_Provided data_.
Start of Block
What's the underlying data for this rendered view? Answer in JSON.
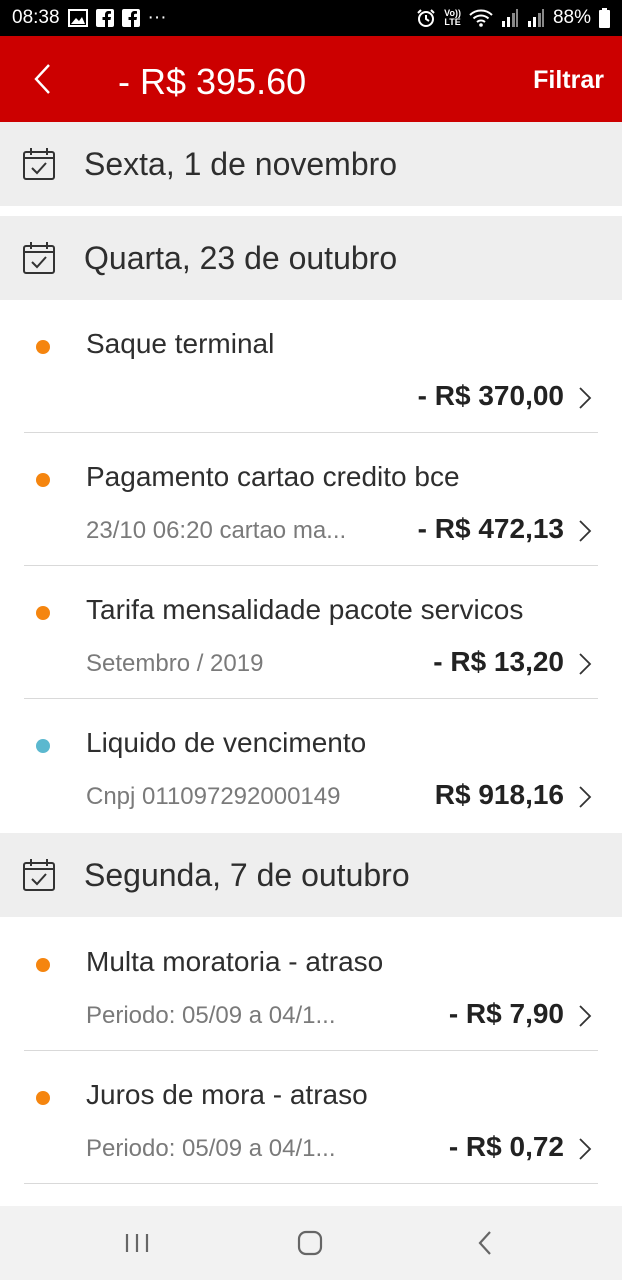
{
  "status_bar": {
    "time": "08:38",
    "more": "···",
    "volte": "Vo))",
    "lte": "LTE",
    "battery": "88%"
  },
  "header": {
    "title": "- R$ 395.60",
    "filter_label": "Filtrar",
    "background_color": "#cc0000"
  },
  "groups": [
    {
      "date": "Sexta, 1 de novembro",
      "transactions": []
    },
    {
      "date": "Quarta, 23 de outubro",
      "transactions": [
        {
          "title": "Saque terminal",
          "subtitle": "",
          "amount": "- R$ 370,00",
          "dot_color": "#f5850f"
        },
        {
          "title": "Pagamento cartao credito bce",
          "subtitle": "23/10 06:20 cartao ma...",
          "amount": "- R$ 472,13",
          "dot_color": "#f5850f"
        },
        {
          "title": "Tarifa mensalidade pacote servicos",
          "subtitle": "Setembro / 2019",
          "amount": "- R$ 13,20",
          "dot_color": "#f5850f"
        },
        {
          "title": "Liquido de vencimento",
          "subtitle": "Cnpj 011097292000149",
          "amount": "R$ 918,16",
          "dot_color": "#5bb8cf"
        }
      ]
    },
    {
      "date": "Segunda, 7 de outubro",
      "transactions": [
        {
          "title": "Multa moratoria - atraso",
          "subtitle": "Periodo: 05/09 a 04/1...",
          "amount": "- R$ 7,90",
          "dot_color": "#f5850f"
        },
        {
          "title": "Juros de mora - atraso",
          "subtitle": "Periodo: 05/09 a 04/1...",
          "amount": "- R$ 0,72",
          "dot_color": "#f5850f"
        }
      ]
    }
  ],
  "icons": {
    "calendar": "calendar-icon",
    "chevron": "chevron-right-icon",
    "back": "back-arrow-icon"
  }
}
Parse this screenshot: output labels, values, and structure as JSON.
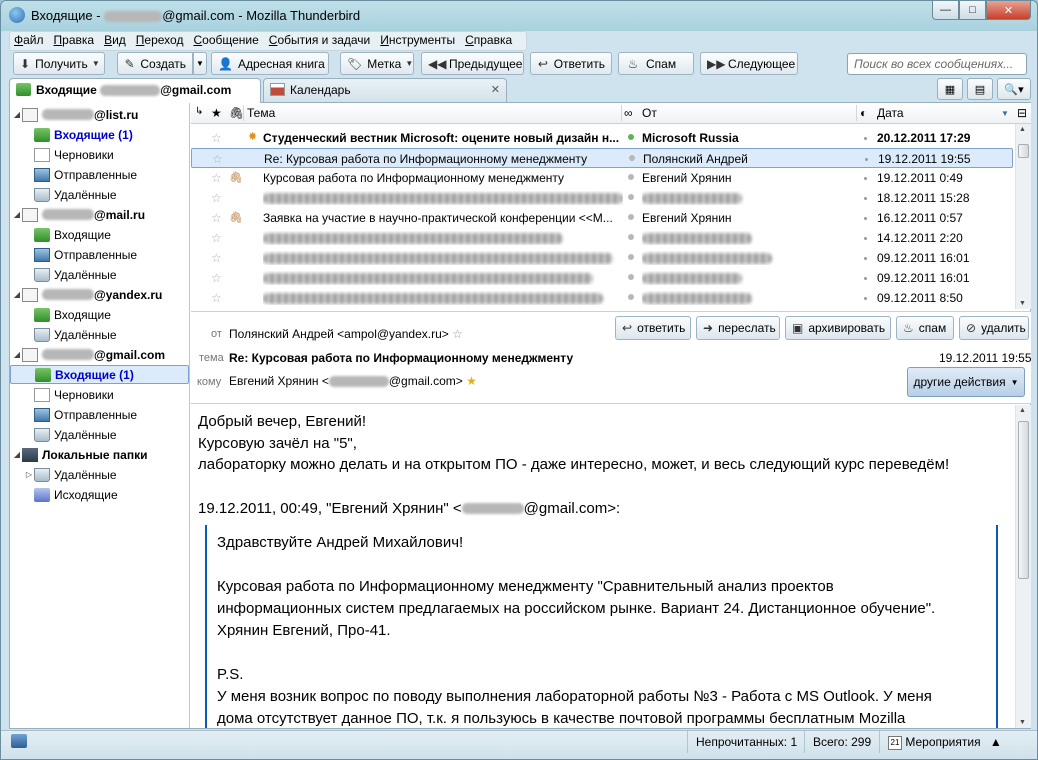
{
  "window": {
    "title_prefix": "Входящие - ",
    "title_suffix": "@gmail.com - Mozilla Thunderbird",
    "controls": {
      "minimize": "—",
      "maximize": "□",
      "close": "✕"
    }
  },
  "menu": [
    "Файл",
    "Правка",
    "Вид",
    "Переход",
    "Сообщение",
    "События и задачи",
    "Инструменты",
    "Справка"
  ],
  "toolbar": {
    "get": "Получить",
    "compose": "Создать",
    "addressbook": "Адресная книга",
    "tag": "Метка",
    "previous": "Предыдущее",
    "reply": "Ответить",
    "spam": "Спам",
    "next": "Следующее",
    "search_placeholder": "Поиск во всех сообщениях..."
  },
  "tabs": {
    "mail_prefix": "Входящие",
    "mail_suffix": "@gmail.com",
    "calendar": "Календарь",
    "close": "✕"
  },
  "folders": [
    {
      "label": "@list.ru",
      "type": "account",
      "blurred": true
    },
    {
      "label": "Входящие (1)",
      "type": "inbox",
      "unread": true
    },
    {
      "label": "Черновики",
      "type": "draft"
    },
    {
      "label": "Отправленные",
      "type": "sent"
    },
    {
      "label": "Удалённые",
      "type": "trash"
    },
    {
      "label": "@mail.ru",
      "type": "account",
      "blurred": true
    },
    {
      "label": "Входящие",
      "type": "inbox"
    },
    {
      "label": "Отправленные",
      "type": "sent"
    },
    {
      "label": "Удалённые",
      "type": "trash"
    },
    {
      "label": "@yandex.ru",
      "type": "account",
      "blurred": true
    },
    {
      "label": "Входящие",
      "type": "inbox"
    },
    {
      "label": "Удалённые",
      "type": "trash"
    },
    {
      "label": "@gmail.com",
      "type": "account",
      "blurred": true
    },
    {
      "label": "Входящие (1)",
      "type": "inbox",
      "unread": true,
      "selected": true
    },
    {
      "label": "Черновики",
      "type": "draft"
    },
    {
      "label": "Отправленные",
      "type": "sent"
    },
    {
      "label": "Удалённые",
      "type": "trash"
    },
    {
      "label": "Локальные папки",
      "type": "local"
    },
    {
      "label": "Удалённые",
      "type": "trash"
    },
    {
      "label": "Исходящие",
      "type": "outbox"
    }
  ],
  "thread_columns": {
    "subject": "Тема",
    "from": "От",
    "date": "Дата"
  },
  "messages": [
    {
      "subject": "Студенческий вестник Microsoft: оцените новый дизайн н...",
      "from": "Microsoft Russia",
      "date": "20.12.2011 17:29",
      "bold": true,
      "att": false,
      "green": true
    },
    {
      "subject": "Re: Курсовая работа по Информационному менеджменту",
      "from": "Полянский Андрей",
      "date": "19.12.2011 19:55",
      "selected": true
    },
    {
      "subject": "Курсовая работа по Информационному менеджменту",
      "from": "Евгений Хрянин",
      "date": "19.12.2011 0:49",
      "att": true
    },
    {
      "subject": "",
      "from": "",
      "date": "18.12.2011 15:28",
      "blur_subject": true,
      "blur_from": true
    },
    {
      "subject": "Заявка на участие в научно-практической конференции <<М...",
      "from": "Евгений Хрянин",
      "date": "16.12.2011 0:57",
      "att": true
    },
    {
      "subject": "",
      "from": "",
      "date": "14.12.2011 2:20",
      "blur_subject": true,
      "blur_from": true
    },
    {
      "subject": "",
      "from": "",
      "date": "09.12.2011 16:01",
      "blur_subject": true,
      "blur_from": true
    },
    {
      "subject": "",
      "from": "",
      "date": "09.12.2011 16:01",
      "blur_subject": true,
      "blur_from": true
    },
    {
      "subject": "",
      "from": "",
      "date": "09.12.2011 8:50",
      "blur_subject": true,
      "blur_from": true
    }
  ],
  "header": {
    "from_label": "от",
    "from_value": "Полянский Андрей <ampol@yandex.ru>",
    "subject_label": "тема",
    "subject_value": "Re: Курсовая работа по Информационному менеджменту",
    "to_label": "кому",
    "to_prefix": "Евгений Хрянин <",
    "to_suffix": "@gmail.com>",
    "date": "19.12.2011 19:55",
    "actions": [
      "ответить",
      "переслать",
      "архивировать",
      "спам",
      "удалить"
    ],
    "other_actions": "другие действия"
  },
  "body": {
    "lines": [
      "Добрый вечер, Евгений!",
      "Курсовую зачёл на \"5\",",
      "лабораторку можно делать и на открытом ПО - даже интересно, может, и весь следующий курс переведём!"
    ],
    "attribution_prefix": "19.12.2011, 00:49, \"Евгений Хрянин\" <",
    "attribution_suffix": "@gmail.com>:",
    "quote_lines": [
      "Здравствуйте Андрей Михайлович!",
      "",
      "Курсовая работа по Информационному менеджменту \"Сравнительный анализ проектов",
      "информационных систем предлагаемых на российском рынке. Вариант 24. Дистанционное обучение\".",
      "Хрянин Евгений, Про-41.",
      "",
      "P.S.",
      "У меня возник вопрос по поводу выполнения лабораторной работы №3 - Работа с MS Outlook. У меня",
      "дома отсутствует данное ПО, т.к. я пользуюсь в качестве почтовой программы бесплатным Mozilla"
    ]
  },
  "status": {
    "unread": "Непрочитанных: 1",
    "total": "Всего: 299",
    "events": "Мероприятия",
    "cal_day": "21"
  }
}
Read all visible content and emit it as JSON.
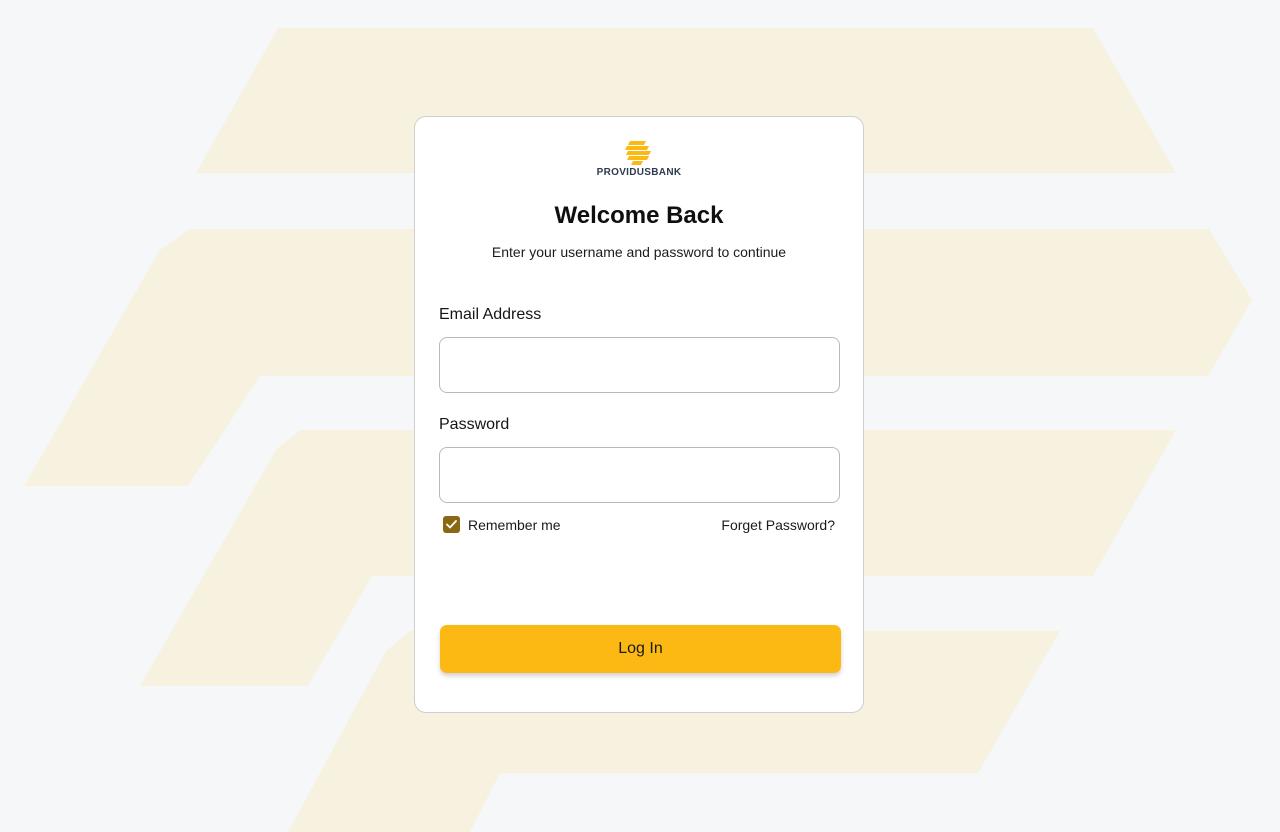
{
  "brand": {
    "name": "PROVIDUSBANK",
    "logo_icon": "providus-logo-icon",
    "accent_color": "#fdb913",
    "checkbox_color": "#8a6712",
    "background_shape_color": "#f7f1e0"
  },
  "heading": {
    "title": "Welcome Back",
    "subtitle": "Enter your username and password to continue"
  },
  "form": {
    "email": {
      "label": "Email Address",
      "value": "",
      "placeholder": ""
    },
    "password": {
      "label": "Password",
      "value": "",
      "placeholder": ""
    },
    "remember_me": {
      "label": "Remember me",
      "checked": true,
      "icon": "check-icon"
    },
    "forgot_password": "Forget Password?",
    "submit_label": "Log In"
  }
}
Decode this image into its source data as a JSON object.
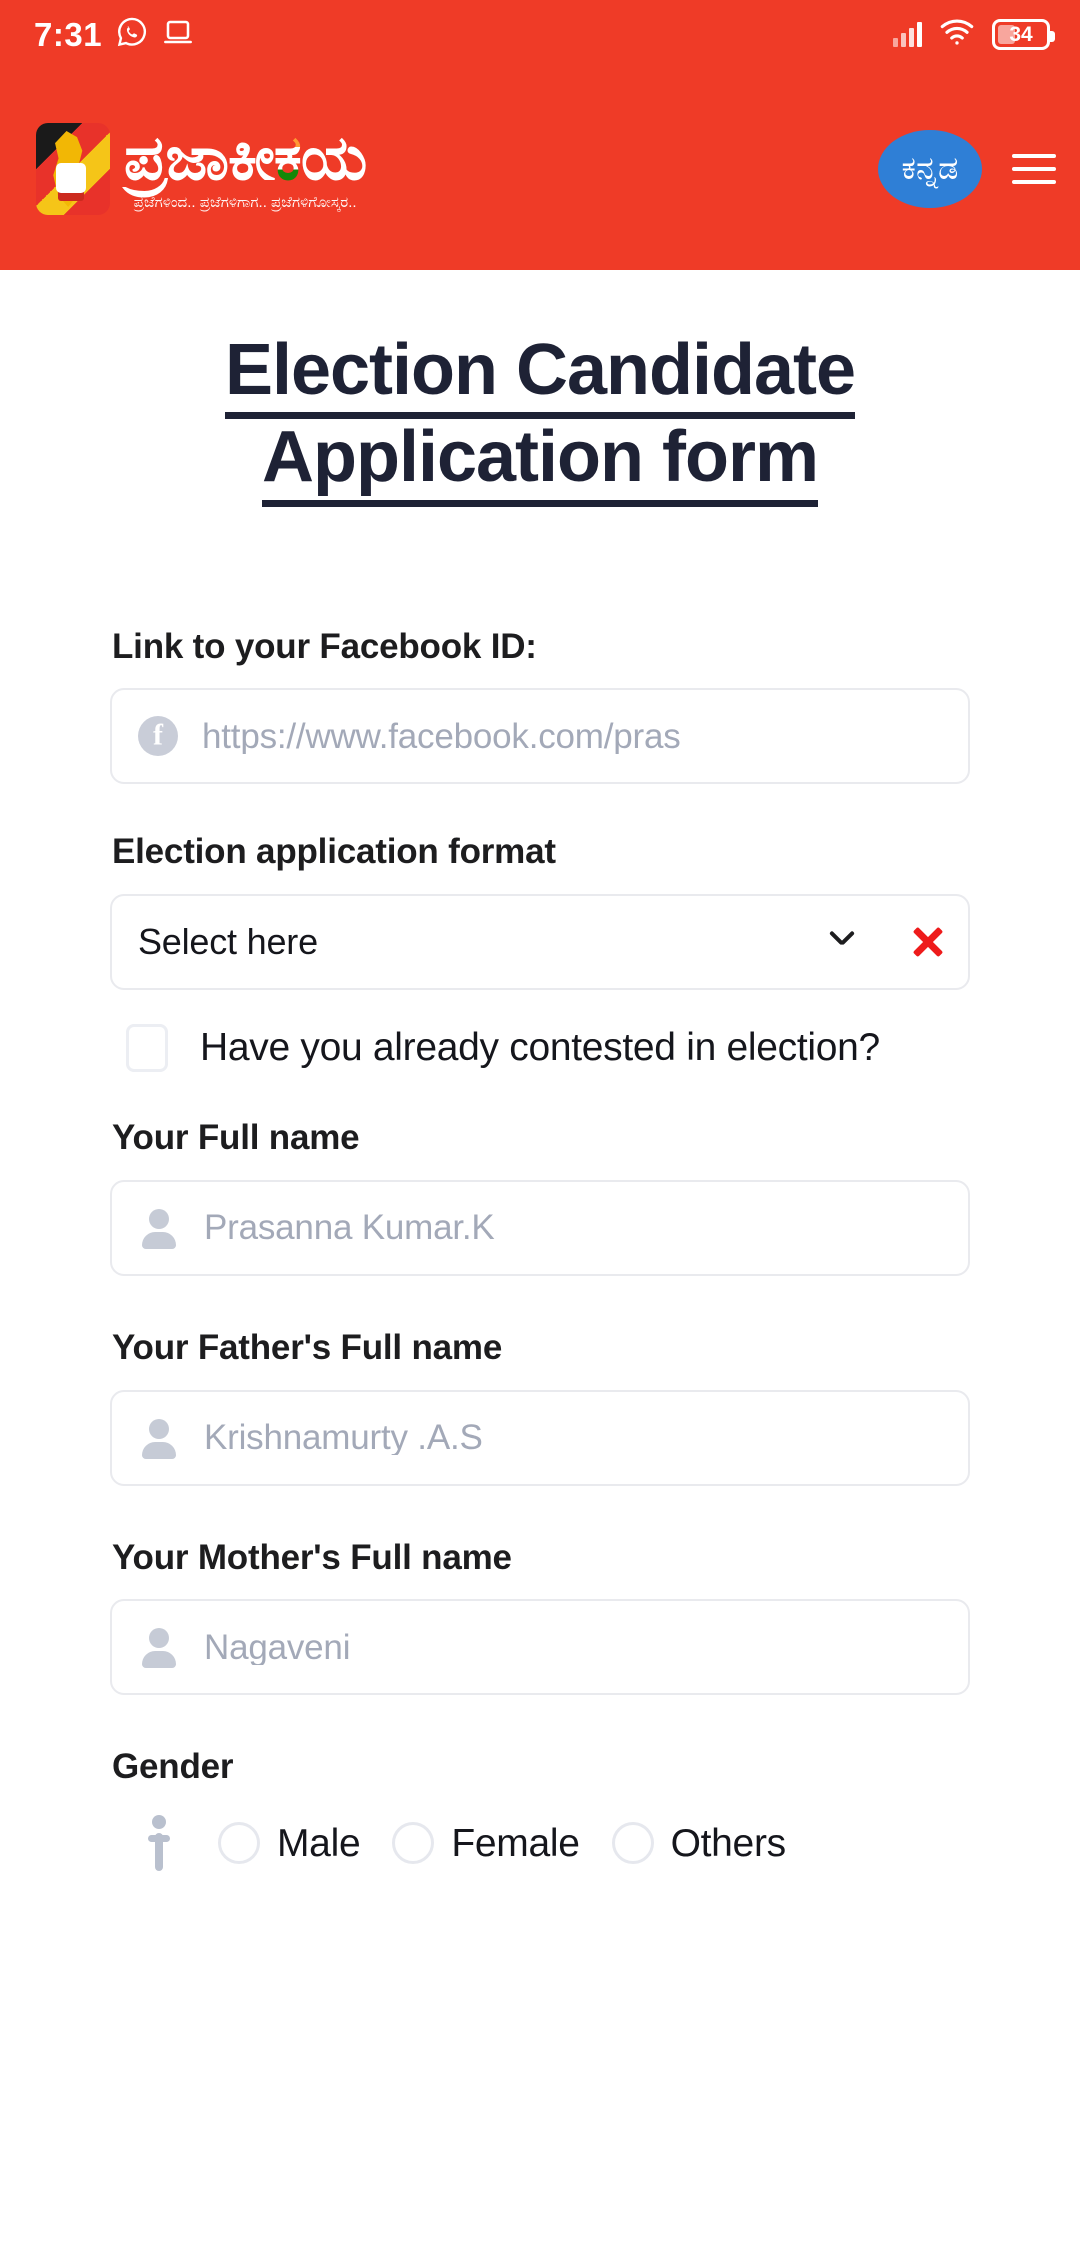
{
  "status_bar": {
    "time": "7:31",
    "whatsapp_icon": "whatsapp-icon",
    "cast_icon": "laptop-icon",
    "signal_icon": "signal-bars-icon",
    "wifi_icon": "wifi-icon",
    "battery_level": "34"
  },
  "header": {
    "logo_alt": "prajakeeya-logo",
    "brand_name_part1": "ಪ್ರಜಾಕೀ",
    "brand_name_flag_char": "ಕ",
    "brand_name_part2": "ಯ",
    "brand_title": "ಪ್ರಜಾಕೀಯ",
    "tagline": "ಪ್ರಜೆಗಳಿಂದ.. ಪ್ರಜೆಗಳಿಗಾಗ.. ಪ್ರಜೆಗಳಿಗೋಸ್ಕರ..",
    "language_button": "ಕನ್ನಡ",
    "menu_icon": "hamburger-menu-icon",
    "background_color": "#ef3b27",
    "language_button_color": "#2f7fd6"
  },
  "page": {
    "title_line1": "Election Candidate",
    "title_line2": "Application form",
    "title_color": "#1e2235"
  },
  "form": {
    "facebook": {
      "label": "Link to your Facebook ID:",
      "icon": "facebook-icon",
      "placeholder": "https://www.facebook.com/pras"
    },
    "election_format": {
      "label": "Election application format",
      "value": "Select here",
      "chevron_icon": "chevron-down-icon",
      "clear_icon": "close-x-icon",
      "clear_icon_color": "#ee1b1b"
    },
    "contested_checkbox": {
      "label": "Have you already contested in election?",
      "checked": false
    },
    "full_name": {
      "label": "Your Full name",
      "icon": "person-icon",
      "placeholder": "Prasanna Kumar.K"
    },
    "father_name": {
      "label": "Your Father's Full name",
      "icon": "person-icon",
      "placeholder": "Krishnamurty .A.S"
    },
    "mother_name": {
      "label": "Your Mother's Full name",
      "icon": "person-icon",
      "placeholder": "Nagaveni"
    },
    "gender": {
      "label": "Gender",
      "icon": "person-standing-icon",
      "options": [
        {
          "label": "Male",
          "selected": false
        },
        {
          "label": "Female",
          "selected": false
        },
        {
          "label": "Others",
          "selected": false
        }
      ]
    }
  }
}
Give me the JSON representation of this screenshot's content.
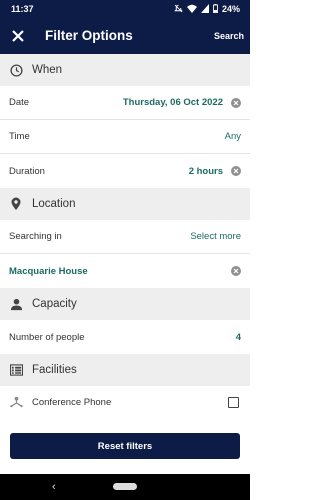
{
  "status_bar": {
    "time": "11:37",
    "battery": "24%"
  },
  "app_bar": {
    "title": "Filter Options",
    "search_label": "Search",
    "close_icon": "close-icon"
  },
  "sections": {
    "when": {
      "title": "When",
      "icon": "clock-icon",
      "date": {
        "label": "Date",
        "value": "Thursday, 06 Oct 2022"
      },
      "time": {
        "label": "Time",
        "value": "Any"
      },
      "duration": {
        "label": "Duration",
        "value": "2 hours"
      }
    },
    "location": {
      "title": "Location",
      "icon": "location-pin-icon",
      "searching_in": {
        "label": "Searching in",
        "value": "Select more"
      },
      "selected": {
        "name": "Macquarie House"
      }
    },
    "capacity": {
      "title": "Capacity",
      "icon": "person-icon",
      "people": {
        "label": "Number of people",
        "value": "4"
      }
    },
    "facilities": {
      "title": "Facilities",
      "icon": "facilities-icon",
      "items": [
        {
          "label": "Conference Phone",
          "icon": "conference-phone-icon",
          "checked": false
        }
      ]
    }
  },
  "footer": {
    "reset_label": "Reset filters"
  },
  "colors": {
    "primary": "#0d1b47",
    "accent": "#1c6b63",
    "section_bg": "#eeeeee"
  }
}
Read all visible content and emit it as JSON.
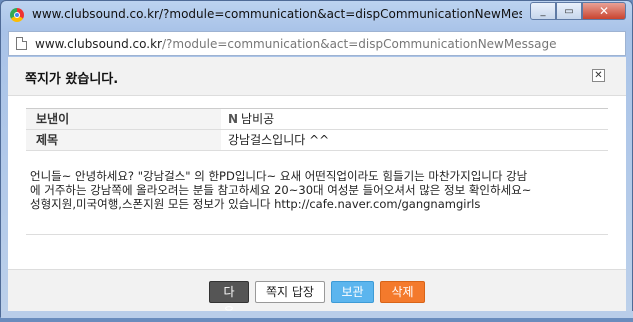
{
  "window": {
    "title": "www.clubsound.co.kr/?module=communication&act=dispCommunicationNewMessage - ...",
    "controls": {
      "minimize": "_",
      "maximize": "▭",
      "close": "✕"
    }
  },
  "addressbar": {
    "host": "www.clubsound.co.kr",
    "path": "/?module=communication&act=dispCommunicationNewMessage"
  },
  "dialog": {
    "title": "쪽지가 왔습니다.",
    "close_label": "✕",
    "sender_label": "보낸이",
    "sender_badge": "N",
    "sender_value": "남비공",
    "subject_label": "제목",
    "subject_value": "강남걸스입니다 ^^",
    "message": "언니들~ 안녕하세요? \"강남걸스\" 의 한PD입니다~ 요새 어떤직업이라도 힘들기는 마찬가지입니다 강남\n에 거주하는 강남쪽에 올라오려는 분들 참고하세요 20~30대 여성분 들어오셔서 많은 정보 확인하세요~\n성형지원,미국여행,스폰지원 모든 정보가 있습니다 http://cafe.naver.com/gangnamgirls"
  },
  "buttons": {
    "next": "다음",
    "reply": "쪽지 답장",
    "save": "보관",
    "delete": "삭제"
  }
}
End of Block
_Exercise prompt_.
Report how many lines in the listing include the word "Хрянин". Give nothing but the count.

_Worked solution_.
5